• Dayna Sharp, LCSW

Some of My Favorite Books for Kids


Children's books for anxiety, anger.
Sharing a story with a child can provide a mirror into their own experiences as well as a window into yet-to-be discovered worlds

I love sharing stories with children about social development, relationships and wellness. Most importantly, they love it too! As they say, books can be windows into new worlds and mirrors into ourselves. My favorite things about storytelling with children is that they can feel a sense of validation in their experience--"I'm not the only one", and learn new ways to manage their experiences.


The following books are some of my favorites:


1. The Invisible String, by Patrice Karst


The Invisible String is a story about two children who have trouble sleeping at night due to the loud noise of a thunderstorm. The children wonder how mom can be with them when they are alone, in their own beds. Mom tells the kids a story about an "invisible string" that connects us to all the people whom we love. The kids ask questions, "even from France?", "even from Space?", "even from Heaven?". I love this book because it speaks to our deepest needs--attachment. It validates our need for connection, and offers a window into a spiritual way of understanding connection. It's a great book for everyone, but can be especially useful for children and families experiencing any kind of separation or loss.

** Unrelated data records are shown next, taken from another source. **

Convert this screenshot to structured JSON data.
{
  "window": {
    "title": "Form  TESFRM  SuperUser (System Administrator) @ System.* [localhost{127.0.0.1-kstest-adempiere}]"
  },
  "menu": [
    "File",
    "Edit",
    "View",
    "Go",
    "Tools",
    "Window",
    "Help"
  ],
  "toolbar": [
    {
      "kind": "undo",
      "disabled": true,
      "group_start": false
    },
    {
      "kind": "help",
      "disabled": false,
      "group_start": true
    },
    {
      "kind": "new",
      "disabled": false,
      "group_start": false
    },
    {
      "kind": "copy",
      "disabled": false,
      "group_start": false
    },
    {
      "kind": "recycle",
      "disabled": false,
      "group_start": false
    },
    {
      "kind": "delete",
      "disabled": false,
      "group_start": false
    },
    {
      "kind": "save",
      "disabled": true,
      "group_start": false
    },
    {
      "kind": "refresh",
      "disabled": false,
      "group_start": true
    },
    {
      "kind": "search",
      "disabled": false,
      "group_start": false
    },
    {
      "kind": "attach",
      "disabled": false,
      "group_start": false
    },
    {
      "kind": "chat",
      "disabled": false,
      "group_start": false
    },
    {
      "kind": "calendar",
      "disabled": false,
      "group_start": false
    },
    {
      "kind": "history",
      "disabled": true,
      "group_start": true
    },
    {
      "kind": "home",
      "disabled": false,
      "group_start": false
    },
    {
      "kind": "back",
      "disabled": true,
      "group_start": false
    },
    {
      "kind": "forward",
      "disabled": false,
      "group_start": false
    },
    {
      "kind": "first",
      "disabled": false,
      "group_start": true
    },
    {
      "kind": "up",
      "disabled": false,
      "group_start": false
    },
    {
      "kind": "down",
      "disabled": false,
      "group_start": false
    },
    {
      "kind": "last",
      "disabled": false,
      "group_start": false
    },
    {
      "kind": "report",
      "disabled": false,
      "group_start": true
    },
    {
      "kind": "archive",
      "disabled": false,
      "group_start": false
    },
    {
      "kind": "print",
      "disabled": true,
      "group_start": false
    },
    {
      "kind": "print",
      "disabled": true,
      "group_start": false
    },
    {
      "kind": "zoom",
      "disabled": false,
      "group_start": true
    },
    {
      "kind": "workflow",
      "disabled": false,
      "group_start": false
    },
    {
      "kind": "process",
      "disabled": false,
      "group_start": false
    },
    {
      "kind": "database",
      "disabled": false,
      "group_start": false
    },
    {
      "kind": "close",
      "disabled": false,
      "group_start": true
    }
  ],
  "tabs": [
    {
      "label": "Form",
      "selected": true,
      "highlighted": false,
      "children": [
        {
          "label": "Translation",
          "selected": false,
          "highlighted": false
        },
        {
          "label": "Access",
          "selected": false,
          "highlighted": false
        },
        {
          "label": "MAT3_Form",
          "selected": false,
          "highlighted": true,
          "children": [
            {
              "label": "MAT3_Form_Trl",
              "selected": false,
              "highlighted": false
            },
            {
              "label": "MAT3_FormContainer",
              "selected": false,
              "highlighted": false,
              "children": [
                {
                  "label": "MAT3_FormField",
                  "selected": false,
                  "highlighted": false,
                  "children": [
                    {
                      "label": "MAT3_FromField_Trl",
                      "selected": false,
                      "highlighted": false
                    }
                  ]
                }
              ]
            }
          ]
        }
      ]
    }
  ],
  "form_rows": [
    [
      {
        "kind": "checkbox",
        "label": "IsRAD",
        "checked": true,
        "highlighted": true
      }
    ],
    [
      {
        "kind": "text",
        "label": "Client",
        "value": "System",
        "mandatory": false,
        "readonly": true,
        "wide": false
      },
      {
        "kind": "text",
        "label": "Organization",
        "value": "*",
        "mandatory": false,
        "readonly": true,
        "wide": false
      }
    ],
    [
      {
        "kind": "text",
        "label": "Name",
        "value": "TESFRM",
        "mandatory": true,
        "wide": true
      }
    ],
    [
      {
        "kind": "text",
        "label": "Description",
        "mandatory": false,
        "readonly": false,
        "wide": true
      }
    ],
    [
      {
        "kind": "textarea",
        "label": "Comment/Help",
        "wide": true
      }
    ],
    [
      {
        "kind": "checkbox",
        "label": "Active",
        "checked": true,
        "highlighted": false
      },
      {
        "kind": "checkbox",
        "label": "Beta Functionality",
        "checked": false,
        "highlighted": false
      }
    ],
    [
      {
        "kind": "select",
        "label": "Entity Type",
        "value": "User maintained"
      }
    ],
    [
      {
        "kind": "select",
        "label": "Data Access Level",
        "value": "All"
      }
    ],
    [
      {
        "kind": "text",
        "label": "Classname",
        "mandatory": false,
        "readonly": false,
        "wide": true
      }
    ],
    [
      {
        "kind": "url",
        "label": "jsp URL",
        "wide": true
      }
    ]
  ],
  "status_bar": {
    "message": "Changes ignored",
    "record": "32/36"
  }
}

2. Owl Babies, by Martin Waddell


Owl Babies is a wonderful book for younger children, as it illustrates developmentally the experience of separation for three siblings. As the Owl Mommy goes out into the night to find food for her little ones, the three baby owls cope with her absence. Again, this book validates children's feelings about separation from their loved ones, and also offers a window into the older owl's self talk--"She will be back!".


3. Anh's Anger, by Gail Silver


Anh's Anger is a story about a boy, who in the midst of transition, disappointment, and frustration, becomes angry and throws a tower of blocks. His grandfather tells him to go to his room and "sit with" his anger. The little boy meets his Anger, the Anger and he connect, talk, dance, play drums, and then simply sit together. The boy learns to breathe, and notices that his Anger becomes smaller with each exhale. Ultimately, the boy and his grandfather re-connect and repair their argument, culminating in dessert. I love this book because it validates kids' experience of anger, but it also provides a window into externalizing anger and teaches kids to build a healthy relationship with their Anger, offering specific tools on how to do so (without losing its creativity!).


4. What to Do When You Worry Too Much, Dawn Huebner


This is a workbook that helps children to understand the concept of "worry", and teaches kids some Cognitive Behavioral Therapy techniques to better understand and cope with it. From recognizing worry in one's body, to practicing progressive muscle relaxation, to "changing" the channel of thoughts, this book is a fun way to learn effective skills to cope with worry and anxiety.


5. The Grouchies, by Debbie Wagenbach


I love The Grouchies because its a fun way to talk about feeling irritable. It helps kids build their feelings vocabulary, so that they can recognize and put their experiences into words--and who doesn't wake up "on the wrong side of bed" sometimes? The Grouchies is another story that externalizes a mood--alleviating shame around negative emotions. The Grouchies are little frown clouds and we all need to be on the look out for them, so we can stay away! And if they do come close, we can send them away and turn it around--The Grouchies will teach your child how. This book is playful, validating, teaches important self-regulation skills and just plain fun and funny!



Sharing stories is a fun way to bond with your kids while validating their feelings and teaching them new skills at the same time! It can also help you build empathy--a deeper understanding of what your child may be feeling and experiencing developmentally--supporting you to be better attuned with your child.


Happy reading!